“The most important characteristic a marketer and insights professional needs to have is curiosity,” Jennifer said. “A curiosity for the world. Curiosity to learn.”
Read books, learn the skills and keep growing, Jennifer said.
“Learn the fundamentals,” she said.
When marketing roles use insights to drive results the rest of the company is also seeing the investment and how strategic marketing can pay off.
“It allows people to see that we are building our brand and build those connections with our consumers for the long-term,” she said. “And that it’s very much worthwhile.”
Also, be sure to really need to consider your options when testing.
“If you are only testing to get to ‘yes’ you are only looking for that, but if you are taking a moment to be reflective and understand the ‘why’ and pour that into all the work you are doing,” Jennifer said. “It’s a very different mindset if you are testing to learn versus testing to check a box.”
Look at the data you already have
Keep in mind the amount of data your organization already has as well. Keep an eye on trends in there. What can we see from the insights that have already been collected?
“The best predictor of the future still is the past,” said Michelle Gansle, vice president of global insights at McDonald’s.
But remember the basics…
Even though behaviors and industries change quickly, Elisabeth Trawinski, an insights professional at Reckitt, reminded us on a “Reel Talk” episode that yes, things are changing, but the purpose of customer insights is not.
Essentially customer insight are about understanding people and turning that insightfulness into a competitive advantage, she said.
“That’s always been the role of insights and in some ways becomes more and more critical each year as the world changes,” she said. “But there are so many different ways to understand our customers now – like video surveys – that didn’t exist years ago.”
Some things don’t change
Talking and listening to customers remains important.
“I don’t think there’s a whole lot of substitution for talking to a respondent and seeing their reactions to concepts, ideas … being able to see people’s facial expressions,” said Kristin Luck, founder at ScaleHouse.
Of course, it’s so much easier to spot trends when companies actually talk to and understand their customers.

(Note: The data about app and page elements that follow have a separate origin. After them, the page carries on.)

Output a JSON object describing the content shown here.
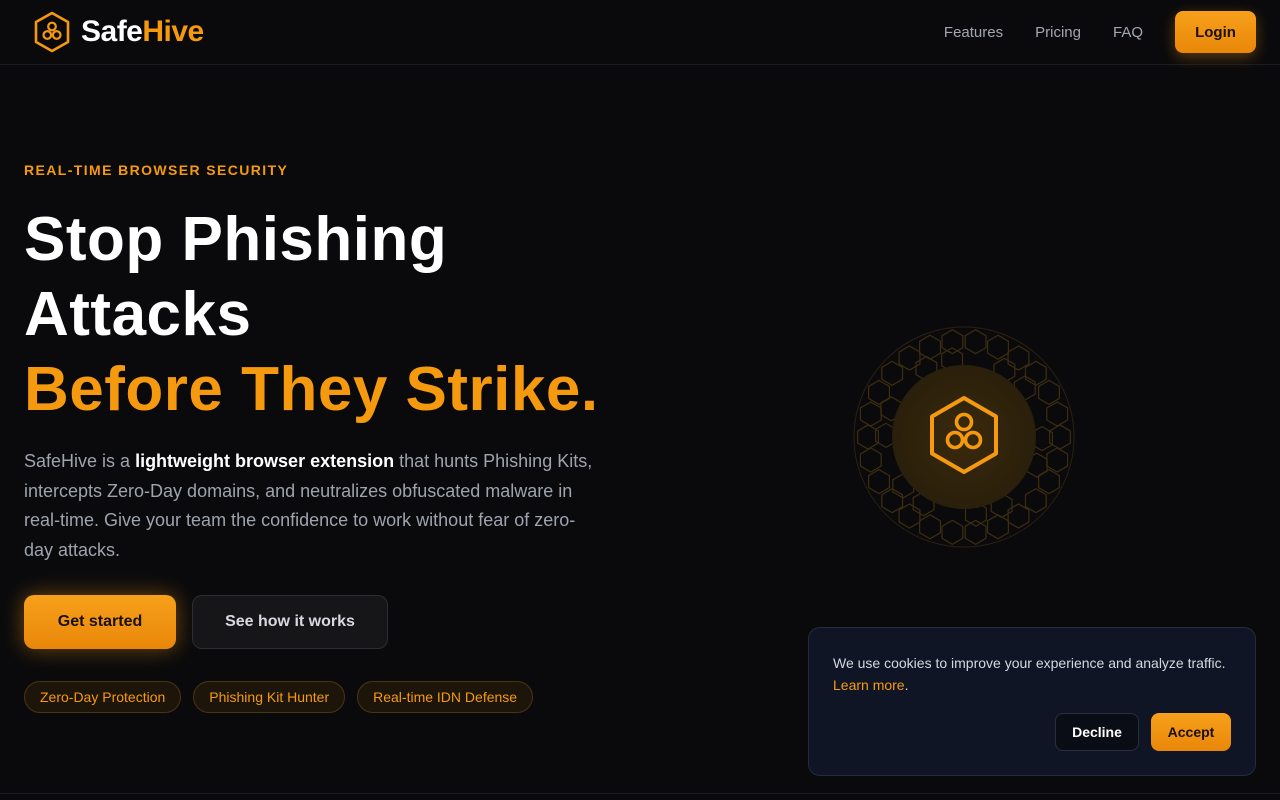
{
  "brand": {
    "name_part1": "Safe",
    "name_part2": "Hive",
    "icon": "hive-logo-icon"
  },
  "nav": {
    "links": [
      {
        "label": "Features"
      },
      {
        "label": "Pricing"
      },
      {
        "label": "FAQ"
      }
    ],
    "login_label": "Login"
  },
  "hero": {
    "eyebrow": "REAL-TIME BROWSER SECURITY",
    "headline_line1": "Stop Phishing",
    "headline_line2": "Attacks",
    "headline_accent": "Before They Strike.",
    "lead_prefix": "SafeHive is a ",
    "lead_bold": "lightweight browser extension",
    "lead_suffix": " that hunts Phishing Kits, intercepts Zero-Day domains, and neutralizes obfuscated malware in real-time. Give your team the confidence to work without fear of zero-day attacks.",
    "primary_cta": "Get started",
    "secondary_cta": "See how it works",
    "tags": [
      "Zero-Day Protection",
      "Phishing Kit Hunter",
      "Real-time IDN Defense"
    ],
    "graphic_icon": "hive-shield-icon"
  },
  "cookie": {
    "text": "We use cookies to improve your experience and analyze traffic. ",
    "link_label": "Learn more",
    "link_suffix": ".",
    "decline_label": "Decline",
    "accept_label": "Accept"
  },
  "colors": {
    "accent": "#f59a0f",
    "background": "#0a0a0c",
    "cookie_bg": "#0f1524",
    "muted_text": "#9ea3ad"
  }
}
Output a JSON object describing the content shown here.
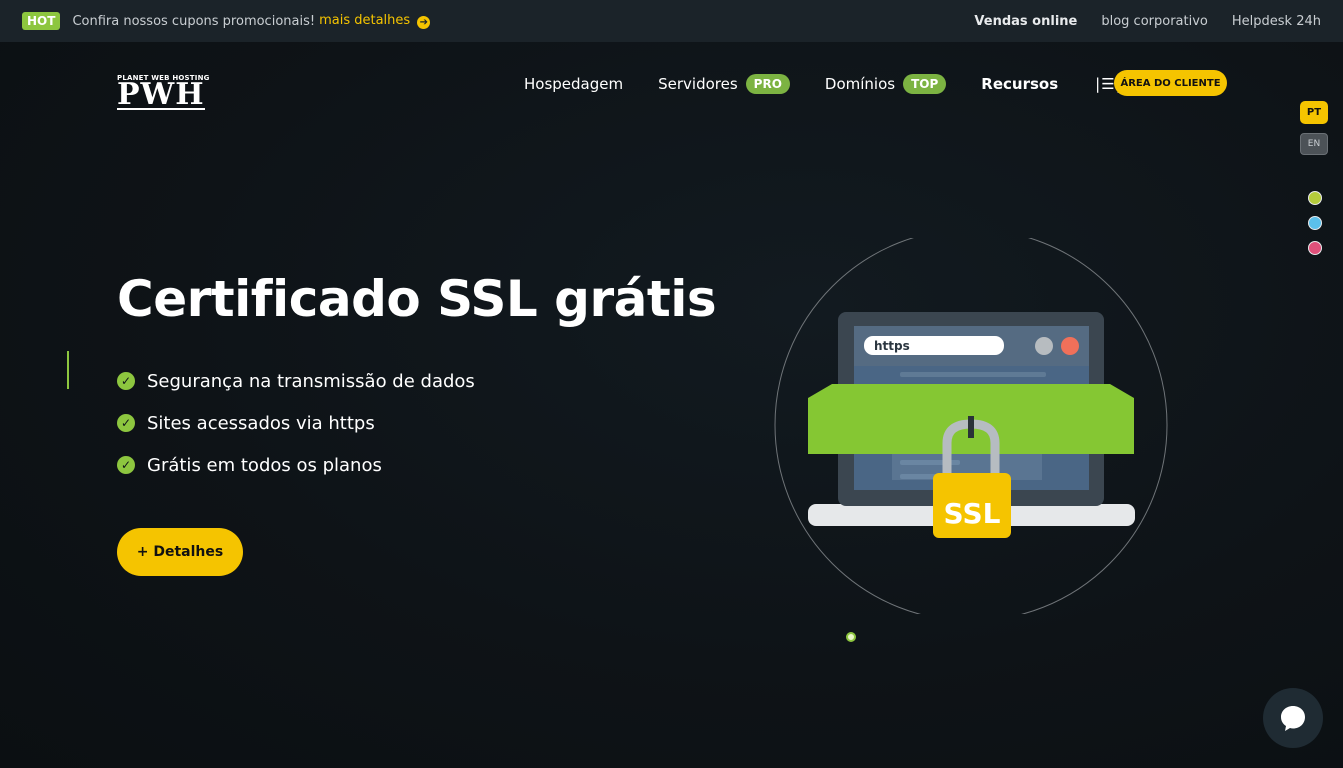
{
  "topbar": {
    "hot_badge": "HOT",
    "promo_text": "Confira nossos cupons promocionais!",
    "promo_link": "mais detalhes",
    "links": [
      "Vendas online",
      "blog corporativo",
      "Helpdesk 24h"
    ]
  },
  "logo": {
    "small_text": "PLANET WEB HOSTING",
    "big_text": "PWH"
  },
  "nav": {
    "items": [
      {
        "label": "Hospedagem"
      },
      {
        "label": "Servidores",
        "badge": "PRO"
      },
      {
        "label": "Domínios",
        "badge": "TOP"
      },
      {
        "label": "Recursos"
      }
    ],
    "client_button": "ÁREA DO CLIENTE"
  },
  "lang": {
    "pt": "PT",
    "en": "EN"
  },
  "theme_dots": {
    "colors": [
      "#b5cc3c",
      "#5bc0eb",
      "#e0507a"
    ]
  },
  "hero": {
    "title": "Certificado SSL grátis",
    "features": [
      "Segurança na transmissão de dados",
      "Sites acessados via https",
      "Grátis em todos os planos"
    ],
    "button": "+ Detalhes"
  },
  "illustration": {
    "url_text": "https",
    "lock_text": "SSL"
  },
  "colors": {
    "accent_green": "#8dc63f",
    "accent_yellow": "#f5c400",
    "background": "#0f1418",
    "topbar": "#1b2329"
  }
}
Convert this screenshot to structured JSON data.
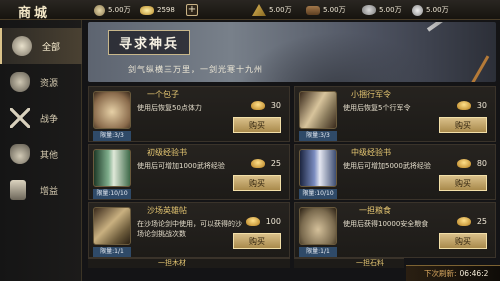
{
  "topbar": {
    "title": "商城",
    "resources": [
      {
        "icon": "coin-icon",
        "value": "5.00万"
      },
      {
        "icon": "ingot-icon",
        "value": "2598"
      },
      {
        "icon": "grain-icon",
        "value": "5.00万"
      },
      {
        "icon": "wood-icon",
        "value": "5.00万"
      },
      {
        "icon": "ore-icon",
        "value": "5.00万"
      }
    ],
    "plus_label": "+"
  },
  "sidebar": {
    "items": [
      {
        "label": "全部",
        "icon": "coins-icon",
        "active": true
      },
      {
        "label": "资源",
        "icon": "grain-bag-icon"
      },
      {
        "label": "战争",
        "icon": "crossed-swords-icon"
      },
      {
        "label": "其他",
        "icon": "bag-icon"
      },
      {
        "label": "增益",
        "icon": "scroll-icon"
      }
    ]
  },
  "banner": {
    "title": "寻求神兵",
    "subtitle": "剑气纵横三万里，一剑光寒十九州"
  },
  "items": [
    {
      "name": "一个包子",
      "desc": "使用后恢复50点体力",
      "price": "30",
      "limit": "限量:3/3",
      "buy": "购买",
      "thumb_color": "#8a6b4c"
    },
    {
      "name": "小捆行军令",
      "desc": "使用后恢复5个行军令",
      "price": "30",
      "limit": "限量:3/3",
      "buy": "购买",
      "thumb_color": "#8a7b5c"
    },
    {
      "name": "初级经验书",
      "desc": "使用后可增加1000武将经验",
      "price": "25",
      "limit": "限量:10/10",
      "buy": "购买",
      "thumb_color": "#3f6b4a"
    },
    {
      "name": "中级经验书",
      "desc": "使用后可增加5000武将经验",
      "price": "80",
      "limit": "限量:10/10",
      "buy": "购买",
      "thumb_color": "#3d4d72"
    },
    {
      "name": "沙场英雄帖",
      "desc": "在沙场论剑中使用，可以获得的沙场论剑挑战次数",
      "price": "100",
      "limit": "限量:1/1",
      "buy": "购买",
      "thumb_color": "#6b5a3a"
    },
    {
      "name": "一担粮食",
      "desc": "使用后获得10000安全粮食",
      "price": "25",
      "limit": "限量:1/1",
      "buy": "购买",
      "thumb_color": "#7a6a4e"
    }
  ],
  "peek": [
    "一担木材",
    "一担石料"
  ],
  "refresh": {
    "label": "下次刷新:",
    "time": "06:46:2"
  },
  "colors": {
    "accent": "#d9c28a",
    "name_gold": "#e7c873",
    "limit_blue": "#2f4a68"
  }
}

“The need for information, the need for insights will not change, which means that role of the researcher will always be there,” said Babita Earle.